§ **Work item**
Search the material for the string "Symbiota" and reply with how many lines contain it, nothing else.

§ **Supplied information**
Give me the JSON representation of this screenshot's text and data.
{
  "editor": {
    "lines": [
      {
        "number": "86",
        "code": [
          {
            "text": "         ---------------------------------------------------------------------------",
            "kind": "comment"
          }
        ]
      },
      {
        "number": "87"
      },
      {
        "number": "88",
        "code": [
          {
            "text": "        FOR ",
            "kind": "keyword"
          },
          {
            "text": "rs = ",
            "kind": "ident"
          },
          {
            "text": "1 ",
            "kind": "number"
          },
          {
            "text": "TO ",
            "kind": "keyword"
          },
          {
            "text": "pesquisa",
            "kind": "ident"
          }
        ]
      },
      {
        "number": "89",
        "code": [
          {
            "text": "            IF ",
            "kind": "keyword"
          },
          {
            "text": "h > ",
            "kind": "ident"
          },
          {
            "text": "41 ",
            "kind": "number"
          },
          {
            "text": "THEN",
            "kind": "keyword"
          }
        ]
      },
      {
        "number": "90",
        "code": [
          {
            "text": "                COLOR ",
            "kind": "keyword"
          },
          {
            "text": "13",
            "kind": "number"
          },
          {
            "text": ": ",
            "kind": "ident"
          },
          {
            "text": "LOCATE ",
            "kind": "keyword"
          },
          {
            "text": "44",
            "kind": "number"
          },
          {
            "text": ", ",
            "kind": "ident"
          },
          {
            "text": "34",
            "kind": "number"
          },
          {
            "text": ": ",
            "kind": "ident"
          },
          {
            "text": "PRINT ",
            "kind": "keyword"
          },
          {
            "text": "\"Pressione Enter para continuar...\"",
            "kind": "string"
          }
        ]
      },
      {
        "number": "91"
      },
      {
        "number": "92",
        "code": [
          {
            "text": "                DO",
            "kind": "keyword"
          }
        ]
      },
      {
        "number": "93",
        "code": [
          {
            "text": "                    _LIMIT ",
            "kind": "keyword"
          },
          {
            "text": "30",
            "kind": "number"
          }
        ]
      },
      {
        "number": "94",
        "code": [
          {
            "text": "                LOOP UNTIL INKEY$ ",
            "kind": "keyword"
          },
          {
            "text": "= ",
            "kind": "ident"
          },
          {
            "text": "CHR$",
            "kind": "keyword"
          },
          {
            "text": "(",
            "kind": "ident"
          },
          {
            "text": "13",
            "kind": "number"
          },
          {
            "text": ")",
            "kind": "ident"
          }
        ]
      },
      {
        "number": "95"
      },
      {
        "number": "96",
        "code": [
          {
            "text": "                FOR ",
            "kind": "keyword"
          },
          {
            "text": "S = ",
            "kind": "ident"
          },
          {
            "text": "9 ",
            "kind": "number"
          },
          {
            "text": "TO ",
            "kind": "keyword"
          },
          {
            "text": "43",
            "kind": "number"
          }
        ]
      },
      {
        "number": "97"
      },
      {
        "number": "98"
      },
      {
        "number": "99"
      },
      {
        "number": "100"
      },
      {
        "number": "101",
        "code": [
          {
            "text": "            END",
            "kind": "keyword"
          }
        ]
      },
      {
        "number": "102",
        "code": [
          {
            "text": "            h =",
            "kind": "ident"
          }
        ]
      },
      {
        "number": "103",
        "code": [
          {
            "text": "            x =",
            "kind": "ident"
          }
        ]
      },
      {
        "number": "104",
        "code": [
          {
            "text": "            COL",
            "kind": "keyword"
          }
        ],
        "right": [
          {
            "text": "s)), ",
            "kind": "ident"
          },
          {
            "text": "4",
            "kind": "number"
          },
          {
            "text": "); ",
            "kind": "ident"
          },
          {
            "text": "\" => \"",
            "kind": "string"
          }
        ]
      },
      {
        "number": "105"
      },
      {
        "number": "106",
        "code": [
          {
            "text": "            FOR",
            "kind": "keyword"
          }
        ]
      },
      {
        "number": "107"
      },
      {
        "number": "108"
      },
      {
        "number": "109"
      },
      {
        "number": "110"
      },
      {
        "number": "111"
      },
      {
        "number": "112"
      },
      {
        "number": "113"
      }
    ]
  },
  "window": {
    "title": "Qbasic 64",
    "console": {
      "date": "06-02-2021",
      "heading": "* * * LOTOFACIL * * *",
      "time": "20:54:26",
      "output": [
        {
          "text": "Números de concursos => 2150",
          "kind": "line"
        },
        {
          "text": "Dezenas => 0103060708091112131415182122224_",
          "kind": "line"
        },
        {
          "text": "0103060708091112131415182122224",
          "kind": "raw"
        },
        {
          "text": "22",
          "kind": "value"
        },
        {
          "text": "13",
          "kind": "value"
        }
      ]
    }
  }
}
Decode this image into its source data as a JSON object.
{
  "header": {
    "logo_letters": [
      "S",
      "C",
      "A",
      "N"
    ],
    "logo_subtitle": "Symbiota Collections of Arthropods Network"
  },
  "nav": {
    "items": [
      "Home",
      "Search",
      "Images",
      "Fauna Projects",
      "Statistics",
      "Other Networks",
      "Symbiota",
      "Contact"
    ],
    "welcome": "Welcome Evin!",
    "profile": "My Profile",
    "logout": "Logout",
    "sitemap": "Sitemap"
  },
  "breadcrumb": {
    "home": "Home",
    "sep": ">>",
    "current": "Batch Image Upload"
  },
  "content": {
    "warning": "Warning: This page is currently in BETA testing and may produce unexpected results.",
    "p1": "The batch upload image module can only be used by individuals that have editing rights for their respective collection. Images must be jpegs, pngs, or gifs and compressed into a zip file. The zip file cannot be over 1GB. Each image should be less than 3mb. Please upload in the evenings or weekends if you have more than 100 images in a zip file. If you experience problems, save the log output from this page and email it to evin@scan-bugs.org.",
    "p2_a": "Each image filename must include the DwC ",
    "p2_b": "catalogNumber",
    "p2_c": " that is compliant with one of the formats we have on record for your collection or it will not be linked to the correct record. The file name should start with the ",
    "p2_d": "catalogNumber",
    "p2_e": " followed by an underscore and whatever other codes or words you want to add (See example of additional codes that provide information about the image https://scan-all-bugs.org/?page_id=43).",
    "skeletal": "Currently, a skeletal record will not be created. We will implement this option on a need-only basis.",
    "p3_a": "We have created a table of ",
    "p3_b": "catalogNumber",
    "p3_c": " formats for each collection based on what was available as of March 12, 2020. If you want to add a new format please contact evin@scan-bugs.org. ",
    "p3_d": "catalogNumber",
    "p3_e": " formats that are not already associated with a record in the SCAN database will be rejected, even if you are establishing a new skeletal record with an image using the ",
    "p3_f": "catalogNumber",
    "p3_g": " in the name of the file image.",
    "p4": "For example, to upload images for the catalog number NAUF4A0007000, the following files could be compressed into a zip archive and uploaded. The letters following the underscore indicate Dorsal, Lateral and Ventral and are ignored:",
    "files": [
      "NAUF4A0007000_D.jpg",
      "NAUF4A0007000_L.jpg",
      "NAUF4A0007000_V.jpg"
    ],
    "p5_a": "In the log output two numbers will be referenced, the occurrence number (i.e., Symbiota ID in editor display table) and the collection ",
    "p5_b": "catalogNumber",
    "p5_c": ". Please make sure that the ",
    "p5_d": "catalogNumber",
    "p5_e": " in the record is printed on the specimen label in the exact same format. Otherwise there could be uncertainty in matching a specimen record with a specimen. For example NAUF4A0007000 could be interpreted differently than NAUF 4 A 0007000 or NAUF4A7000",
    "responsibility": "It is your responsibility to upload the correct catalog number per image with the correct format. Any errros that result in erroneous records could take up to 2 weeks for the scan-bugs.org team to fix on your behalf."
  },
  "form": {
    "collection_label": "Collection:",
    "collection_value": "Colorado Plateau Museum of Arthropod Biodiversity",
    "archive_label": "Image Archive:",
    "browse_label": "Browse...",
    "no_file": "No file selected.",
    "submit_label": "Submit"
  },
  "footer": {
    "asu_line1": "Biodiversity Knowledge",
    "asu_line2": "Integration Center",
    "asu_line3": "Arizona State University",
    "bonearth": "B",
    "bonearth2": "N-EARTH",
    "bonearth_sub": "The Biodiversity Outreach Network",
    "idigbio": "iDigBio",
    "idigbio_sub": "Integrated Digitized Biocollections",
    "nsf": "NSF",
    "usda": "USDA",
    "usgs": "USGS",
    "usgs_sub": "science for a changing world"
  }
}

§ **Task result**
3